How to complete this task:
What follows is a set of records. Retype them exactly, leaving out the pictures.
(Data shown Opens)
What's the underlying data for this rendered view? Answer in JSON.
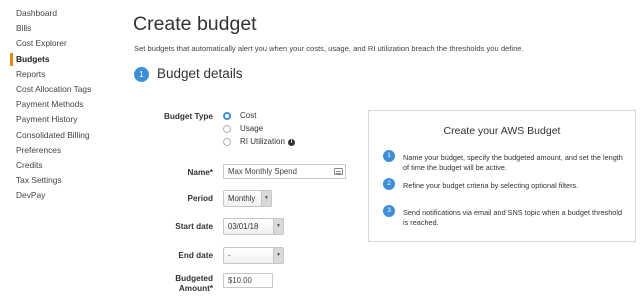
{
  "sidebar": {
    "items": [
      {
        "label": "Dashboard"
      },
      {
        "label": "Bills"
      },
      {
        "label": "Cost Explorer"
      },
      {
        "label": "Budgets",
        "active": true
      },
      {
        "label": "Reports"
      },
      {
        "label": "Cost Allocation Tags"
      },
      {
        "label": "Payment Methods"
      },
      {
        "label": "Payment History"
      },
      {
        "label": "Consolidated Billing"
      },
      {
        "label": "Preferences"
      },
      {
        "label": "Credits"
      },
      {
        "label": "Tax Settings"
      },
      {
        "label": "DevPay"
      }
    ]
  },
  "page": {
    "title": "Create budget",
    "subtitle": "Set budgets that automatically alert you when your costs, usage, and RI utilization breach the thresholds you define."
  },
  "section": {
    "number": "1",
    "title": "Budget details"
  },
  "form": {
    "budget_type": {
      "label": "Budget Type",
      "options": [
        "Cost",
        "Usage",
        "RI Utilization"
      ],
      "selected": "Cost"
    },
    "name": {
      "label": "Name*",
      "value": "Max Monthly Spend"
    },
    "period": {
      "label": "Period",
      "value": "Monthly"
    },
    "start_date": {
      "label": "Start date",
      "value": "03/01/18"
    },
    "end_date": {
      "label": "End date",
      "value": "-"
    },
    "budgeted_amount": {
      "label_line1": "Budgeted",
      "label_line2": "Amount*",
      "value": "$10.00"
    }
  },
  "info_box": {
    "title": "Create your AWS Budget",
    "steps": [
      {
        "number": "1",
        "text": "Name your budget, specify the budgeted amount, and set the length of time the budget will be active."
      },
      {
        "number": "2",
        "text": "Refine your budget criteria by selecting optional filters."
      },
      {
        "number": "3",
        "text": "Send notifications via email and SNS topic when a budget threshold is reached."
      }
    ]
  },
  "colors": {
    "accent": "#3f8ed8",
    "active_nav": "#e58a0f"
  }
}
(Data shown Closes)
Answer section:
What's the underlying data for this rendered view? Answer in JSON.
{
  "sidebar": {
    "items": [
      {
        "label": "Dashboard"
      },
      {
        "label": "Bills"
      },
      {
        "label": "Cost Explorer"
      },
      {
        "label": "Budgets",
        "active": true
      },
      {
        "label": "Reports"
      },
      {
        "label": "Cost Allocation Tags"
      },
      {
        "label": "Payment Methods"
      },
      {
        "label": "Payment History"
      },
      {
        "label": "Consolidated Billing"
      },
      {
        "label": "Preferences"
      },
      {
        "label": "Credits"
      },
      {
        "label": "Tax Settings"
      },
      {
        "label": "DevPay"
      }
    ]
  },
  "page": {
    "title": "Create budget",
    "subtitle": "Set budgets that automatically alert you when your costs, usage, and RI utilization breach the thresholds you define."
  },
  "section": {
    "number": "1",
    "title": "Budget details"
  },
  "form": {
    "budget_type": {
      "label": "Budget Type",
      "options": [
        "Cost",
        "Usage",
        "RI Utilization"
      ],
      "selected": "Cost"
    },
    "name": {
      "label": "Name*",
      "value": "Max Monthly Spend"
    },
    "period": {
      "label": "Period",
      "value": "Monthly"
    },
    "start_date": {
      "label": "Start date",
      "value": "03/01/18"
    },
    "end_date": {
      "label": "End date",
      "value": "-"
    },
    "budgeted_amount": {
      "label_line1": "Budgeted",
      "label_line2": "Amount*",
      "value": "$10.00"
    }
  },
  "info_box": {
    "title": "Create your AWS Budget",
    "steps": [
      {
        "number": "1",
        "text": "Name your budget, specify the budgeted amount, and set the length of time the budget will be active."
      },
      {
        "number": "2",
        "text": "Refine your budget criteria by selecting optional filters."
      },
      {
        "number": "3",
        "text": "Send notifications via email and SNS topic when a budget threshold is reached."
      }
    ]
  },
  "colors": {
    "accent": "#3f8ed8",
    "active_nav": "#e58a0f"
  }
}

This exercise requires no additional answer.